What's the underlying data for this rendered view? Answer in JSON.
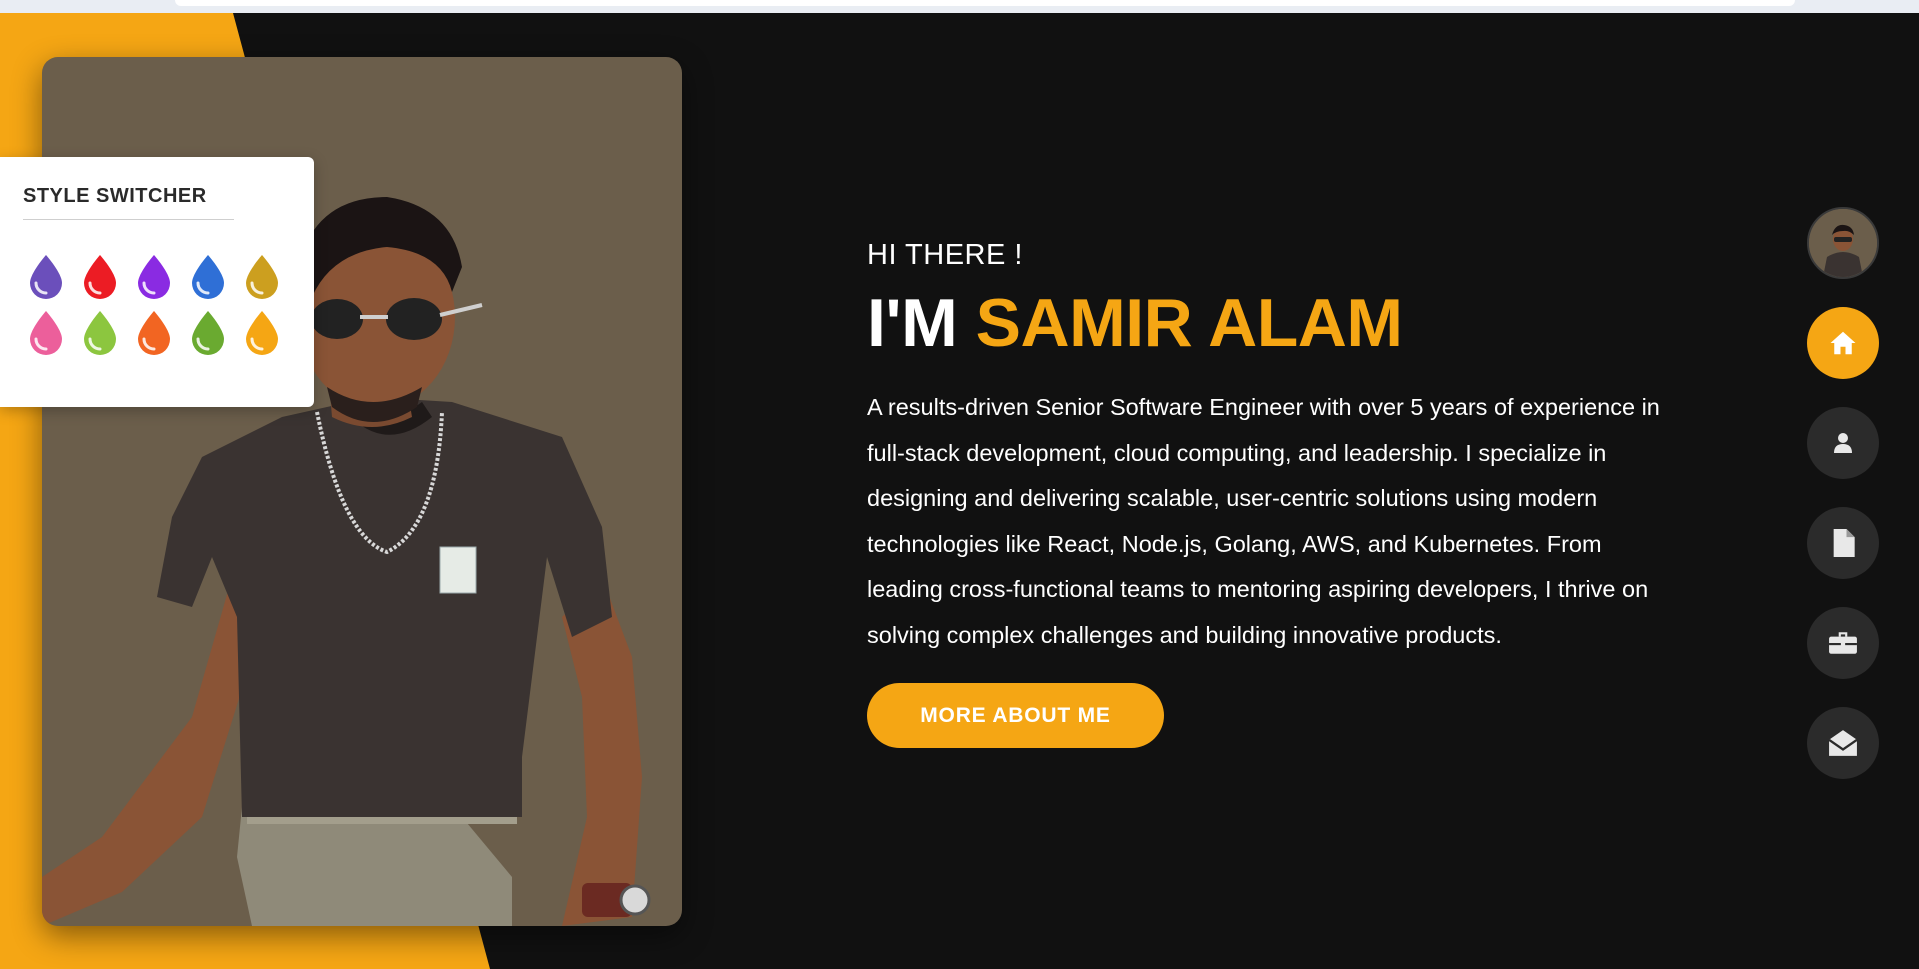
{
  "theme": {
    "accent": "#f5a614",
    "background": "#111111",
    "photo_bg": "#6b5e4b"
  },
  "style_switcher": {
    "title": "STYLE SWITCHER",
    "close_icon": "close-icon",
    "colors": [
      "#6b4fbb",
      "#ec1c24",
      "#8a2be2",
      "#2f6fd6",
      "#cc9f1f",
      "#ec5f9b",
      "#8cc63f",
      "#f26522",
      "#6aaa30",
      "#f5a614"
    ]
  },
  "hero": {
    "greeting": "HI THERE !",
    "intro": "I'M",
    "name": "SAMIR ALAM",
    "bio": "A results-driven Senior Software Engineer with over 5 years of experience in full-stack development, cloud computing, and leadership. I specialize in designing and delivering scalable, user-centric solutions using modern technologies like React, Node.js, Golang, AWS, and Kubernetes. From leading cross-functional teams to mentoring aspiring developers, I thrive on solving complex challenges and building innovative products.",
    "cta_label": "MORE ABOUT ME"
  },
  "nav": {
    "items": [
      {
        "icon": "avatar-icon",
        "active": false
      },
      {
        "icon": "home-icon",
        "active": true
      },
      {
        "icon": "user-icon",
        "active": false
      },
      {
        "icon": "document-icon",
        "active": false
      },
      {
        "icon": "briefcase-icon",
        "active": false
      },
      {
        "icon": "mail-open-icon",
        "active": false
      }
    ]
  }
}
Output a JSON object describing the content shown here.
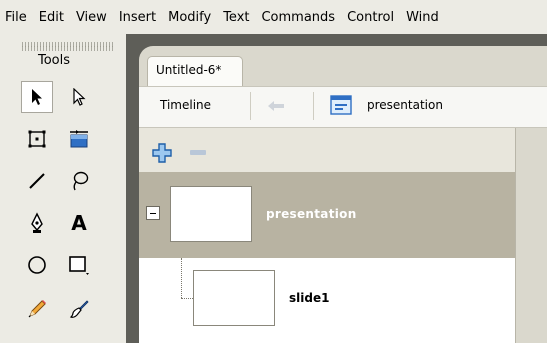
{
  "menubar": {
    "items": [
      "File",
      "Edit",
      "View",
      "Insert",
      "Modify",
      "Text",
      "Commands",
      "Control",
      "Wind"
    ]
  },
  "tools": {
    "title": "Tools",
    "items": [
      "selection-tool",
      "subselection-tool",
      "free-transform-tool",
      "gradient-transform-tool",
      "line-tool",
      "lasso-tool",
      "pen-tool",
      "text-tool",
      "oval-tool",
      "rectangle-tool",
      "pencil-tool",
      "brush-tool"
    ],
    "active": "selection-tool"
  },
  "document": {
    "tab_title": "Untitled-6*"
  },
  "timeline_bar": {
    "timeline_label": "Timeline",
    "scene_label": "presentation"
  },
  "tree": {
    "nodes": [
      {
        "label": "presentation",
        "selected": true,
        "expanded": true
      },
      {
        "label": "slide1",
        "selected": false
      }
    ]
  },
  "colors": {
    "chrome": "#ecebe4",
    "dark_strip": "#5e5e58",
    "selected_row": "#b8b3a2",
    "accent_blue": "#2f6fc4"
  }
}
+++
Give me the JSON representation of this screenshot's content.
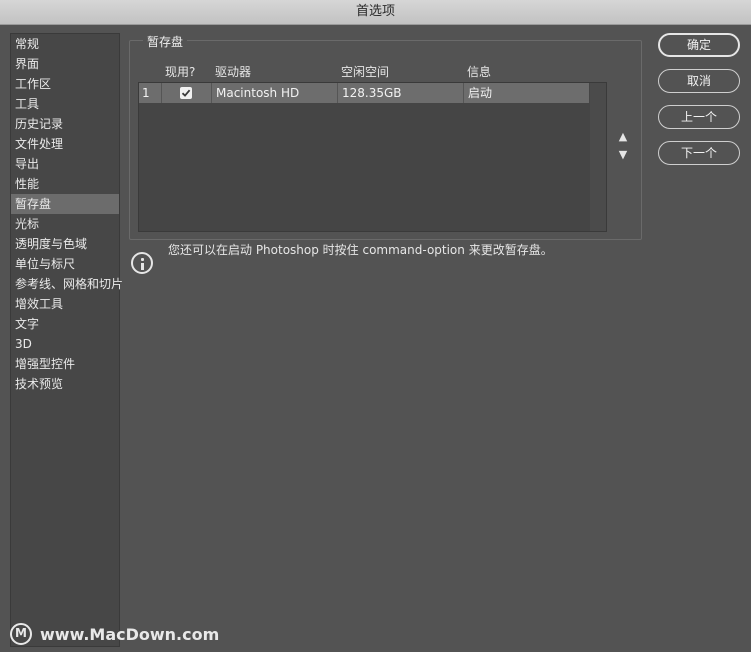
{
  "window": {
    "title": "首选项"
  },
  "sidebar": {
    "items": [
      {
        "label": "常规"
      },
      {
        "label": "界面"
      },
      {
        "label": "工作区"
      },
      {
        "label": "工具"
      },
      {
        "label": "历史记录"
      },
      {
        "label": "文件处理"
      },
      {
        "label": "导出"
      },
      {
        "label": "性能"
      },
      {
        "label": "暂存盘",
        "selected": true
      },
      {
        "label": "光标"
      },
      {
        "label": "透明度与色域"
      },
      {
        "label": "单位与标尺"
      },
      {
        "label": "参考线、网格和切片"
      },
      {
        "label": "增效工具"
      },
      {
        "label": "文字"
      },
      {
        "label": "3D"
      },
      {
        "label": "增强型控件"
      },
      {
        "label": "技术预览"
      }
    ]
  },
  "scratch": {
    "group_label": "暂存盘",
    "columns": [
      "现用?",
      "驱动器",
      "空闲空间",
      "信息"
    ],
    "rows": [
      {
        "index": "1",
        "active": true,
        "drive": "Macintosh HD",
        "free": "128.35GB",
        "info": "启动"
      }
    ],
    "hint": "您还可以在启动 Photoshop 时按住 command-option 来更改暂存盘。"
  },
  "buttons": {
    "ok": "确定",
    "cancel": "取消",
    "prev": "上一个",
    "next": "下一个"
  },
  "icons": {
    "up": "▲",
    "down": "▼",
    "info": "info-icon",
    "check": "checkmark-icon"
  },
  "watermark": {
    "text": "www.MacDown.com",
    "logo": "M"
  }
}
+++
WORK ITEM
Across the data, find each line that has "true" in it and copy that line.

SOLUTION TO THIS EXERCISE
        "active": true
        "selected": true,
        "expanded": true
        "selected": true
        "active": true,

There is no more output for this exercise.